Stories from the Grave

Eva Blood Waggoner: 1884-1979

Posted July 10, 2020

When I was a child, my father told me and my 6 brothers and sisters, “The big thing in life is service to others.” I’ve seen the better part of my 96 years in service to others, living my father’s creed.

My name is Eva Waggoner Blood. Born in Oconto, but raised and educated in Green Bay. Upon graduation from East High School, I took secretarial classes at Green Bay Business College and later in Chicago where I received a teaching degree in stenographic.

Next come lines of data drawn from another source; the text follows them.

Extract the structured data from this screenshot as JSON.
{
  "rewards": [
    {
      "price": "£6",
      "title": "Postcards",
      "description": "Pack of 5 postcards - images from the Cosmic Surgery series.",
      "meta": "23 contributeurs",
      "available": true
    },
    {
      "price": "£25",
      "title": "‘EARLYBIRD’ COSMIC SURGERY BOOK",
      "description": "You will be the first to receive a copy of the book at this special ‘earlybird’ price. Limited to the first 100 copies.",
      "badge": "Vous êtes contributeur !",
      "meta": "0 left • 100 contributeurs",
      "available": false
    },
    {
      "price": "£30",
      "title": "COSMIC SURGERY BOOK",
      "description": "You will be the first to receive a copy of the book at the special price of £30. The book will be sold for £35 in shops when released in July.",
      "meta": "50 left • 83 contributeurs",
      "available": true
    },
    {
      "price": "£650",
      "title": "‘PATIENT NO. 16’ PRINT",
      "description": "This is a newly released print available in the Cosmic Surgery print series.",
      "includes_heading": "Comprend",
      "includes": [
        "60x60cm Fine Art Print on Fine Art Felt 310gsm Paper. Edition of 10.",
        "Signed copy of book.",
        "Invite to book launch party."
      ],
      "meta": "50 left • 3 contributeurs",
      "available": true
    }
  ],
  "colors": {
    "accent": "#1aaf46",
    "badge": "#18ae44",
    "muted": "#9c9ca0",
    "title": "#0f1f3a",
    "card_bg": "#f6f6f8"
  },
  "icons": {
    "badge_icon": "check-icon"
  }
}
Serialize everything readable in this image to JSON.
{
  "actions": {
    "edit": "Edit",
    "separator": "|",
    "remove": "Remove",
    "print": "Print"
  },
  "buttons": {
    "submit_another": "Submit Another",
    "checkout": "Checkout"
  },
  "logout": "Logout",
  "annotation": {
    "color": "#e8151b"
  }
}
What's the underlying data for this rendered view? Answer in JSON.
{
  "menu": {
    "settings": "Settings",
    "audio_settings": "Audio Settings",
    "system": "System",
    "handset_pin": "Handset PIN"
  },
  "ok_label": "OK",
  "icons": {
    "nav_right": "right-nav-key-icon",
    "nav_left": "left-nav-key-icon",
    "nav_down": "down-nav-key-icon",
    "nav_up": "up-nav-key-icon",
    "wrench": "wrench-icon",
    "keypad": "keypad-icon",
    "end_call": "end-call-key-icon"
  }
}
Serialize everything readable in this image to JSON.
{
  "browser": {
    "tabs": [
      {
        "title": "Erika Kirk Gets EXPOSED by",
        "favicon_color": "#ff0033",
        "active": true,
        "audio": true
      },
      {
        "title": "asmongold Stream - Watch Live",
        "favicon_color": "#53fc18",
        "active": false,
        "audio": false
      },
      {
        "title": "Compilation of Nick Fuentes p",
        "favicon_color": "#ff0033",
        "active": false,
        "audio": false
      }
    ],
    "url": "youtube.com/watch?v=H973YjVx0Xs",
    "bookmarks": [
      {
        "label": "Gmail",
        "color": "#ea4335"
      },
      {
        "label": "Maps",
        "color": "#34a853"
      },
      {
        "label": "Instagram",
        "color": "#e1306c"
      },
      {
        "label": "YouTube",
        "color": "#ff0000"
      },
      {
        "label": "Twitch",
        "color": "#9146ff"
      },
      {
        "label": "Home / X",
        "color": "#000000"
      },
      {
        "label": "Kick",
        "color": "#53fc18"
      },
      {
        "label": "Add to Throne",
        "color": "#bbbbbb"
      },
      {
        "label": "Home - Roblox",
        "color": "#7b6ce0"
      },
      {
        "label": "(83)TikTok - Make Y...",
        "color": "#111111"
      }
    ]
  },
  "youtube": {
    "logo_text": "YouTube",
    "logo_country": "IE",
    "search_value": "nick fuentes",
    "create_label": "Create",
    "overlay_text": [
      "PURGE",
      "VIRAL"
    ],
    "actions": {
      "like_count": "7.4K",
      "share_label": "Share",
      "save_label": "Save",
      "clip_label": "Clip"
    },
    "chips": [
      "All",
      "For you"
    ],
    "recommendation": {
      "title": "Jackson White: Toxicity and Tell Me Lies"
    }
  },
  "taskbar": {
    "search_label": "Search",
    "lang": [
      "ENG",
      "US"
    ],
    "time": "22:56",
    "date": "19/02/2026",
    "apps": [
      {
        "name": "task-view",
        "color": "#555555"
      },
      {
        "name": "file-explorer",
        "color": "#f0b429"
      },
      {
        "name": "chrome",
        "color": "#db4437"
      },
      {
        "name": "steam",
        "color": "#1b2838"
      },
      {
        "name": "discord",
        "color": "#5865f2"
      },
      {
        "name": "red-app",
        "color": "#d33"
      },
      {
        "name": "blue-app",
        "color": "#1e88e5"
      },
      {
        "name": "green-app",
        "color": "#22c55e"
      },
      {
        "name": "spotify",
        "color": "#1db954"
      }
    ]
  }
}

After my marriage to Lee Blood and while working in the Mayor’s office days and teaching at Green Bay Business College evenings, I joined the newly formed Green Bay Women’s Club, an organization formed for the betterment of the community. I saw an opportunity for “service to others,” and as a member of the child welfare committee in the club, I organized the Visiting Nurses Association, covering children from cradle to school and beyond.

In 1922 after returning from a YWCA convention, I saw a need for girls from 12 – 18 and formed a group called “Girls Reserve” and later the “Y – Teens.” Our motto was, “It is not the way the wind blows, but how you set your sails.”

In addition to working to serve children and family needs, I was President of the Brown County Historical Society, and as president I spearheaded a drive to raise money to move the historic Cotton House to its present location in 1938. I was also active with the Gray Ladies at Bellin Hospital, the Green Bay and De Pere Antiquarians and the Republican Party. Lee and I found time to teach Sunday school at the First United Methodist Church.

I passed away in 1979 at age 96 and am buried with Lee at Woodlawn cemetery. I’m proud to say my father’s motto became mine, “do for the service of others.”